WORK TASK: Word for word, give the data again without its pictures.

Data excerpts
-.-.-

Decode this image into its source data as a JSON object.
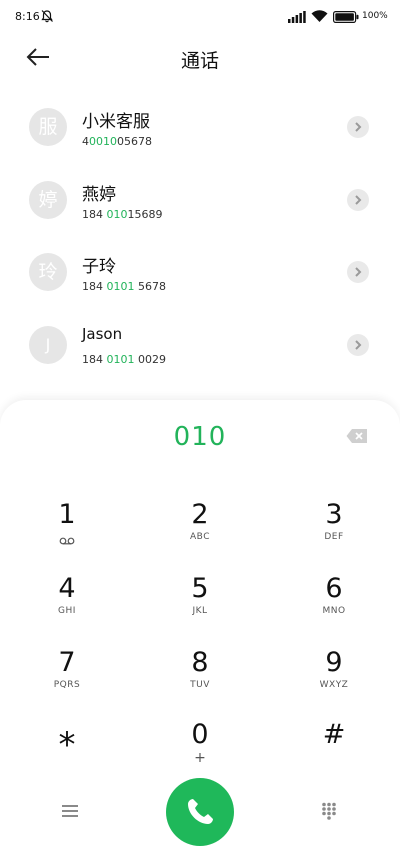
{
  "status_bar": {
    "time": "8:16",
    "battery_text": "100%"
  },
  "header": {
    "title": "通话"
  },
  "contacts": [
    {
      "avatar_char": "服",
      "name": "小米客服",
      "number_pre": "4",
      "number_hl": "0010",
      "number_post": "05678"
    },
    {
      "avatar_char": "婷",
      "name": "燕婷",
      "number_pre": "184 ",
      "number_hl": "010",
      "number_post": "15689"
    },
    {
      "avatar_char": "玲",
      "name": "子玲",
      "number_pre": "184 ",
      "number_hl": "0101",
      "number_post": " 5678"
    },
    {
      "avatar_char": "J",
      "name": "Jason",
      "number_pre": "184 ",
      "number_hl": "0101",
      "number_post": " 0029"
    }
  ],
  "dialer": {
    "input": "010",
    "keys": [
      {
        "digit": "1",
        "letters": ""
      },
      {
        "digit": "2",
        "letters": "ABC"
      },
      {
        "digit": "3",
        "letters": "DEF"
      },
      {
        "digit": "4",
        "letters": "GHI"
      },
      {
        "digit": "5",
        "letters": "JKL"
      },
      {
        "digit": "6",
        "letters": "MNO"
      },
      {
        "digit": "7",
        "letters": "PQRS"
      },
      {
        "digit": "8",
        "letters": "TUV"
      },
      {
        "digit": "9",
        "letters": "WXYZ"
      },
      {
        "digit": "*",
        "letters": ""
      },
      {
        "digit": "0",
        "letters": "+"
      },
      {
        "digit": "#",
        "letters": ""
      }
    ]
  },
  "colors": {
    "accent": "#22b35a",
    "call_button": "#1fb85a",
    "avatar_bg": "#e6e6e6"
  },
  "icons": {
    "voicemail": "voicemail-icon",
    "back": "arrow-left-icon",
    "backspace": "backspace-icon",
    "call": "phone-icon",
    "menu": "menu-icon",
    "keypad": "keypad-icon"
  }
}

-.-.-

ANSWER SECTION:
Decode this image into its source data as a JSON object.
{
  "status_bar": {
    "time": "8:16",
    "battery_text": "100%"
  },
  "header": {
    "title": "通话"
  },
  "contacts": [
    {
      "avatar_char": "服",
      "name": "小米客服",
      "number_pre": "4",
      "number_hl": "0010",
      "number_post": "05678"
    },
    {
      "avatar_char": "婷",
      "name": "燕婷",
      "number_pre": "184 ",
      "number_hl": "010",
      "number_post": "15689"
    },
    {
      "avatar_char": "玲",
      "name": "子玲",
      "number_pre": "184 ",
      "number_hl": "0101",
      "number_post": " 5678"
    },
    {
      "avatar_char": "J",
      "name": "Jason",
      "number_pre": "184 ",
      "number_hl": "0101",
      "number_post": " 0029"
    }
  ],
  "dialer": {
    "input": "010",
    "keys": [
      {
        "digit": "1",
        "letters": ""
      },
      {
        "digit": "2",
        "letters": "ABC"
      },
      {
        "digit": "3",
        "letters": "DEF"
      },
      {
        "digit": "4",
        "letters": "GHI"
      },
      {
        "digit": "5",
        "letters": "JKL"
      },
      {
        "digit": "6",
        "letters": "MNO"
      },
      {
        "digit": "7",
        "letters": "PQRS"
      },
      {
        "digit": "8",
        "letters": "TUV"
      },
      {
        "digit": "9",
        "letters": "WXYZ"
      },
      {
        "digit": "*",
        "letters": ""
      },
      {
        "digit": "0",
        "letters": "+"
      },
      {
        "digit": "#",
        "letters": ""
      }
    ]
  },
  "colors": {
    "accent": "#22b35a",
    "call_button": "#1fb85a",
    "avatar_bg": "#e6e6e6"
  },
  "icons": {
    "voicemail": "voicemail-icon",
    "back": "arrow-left-icon",
    "backspace": "backspace-icon",
    "call": "phone-icon",
    "menu": "menu-icon",
    "keypad": "keypad-icon"
  }
}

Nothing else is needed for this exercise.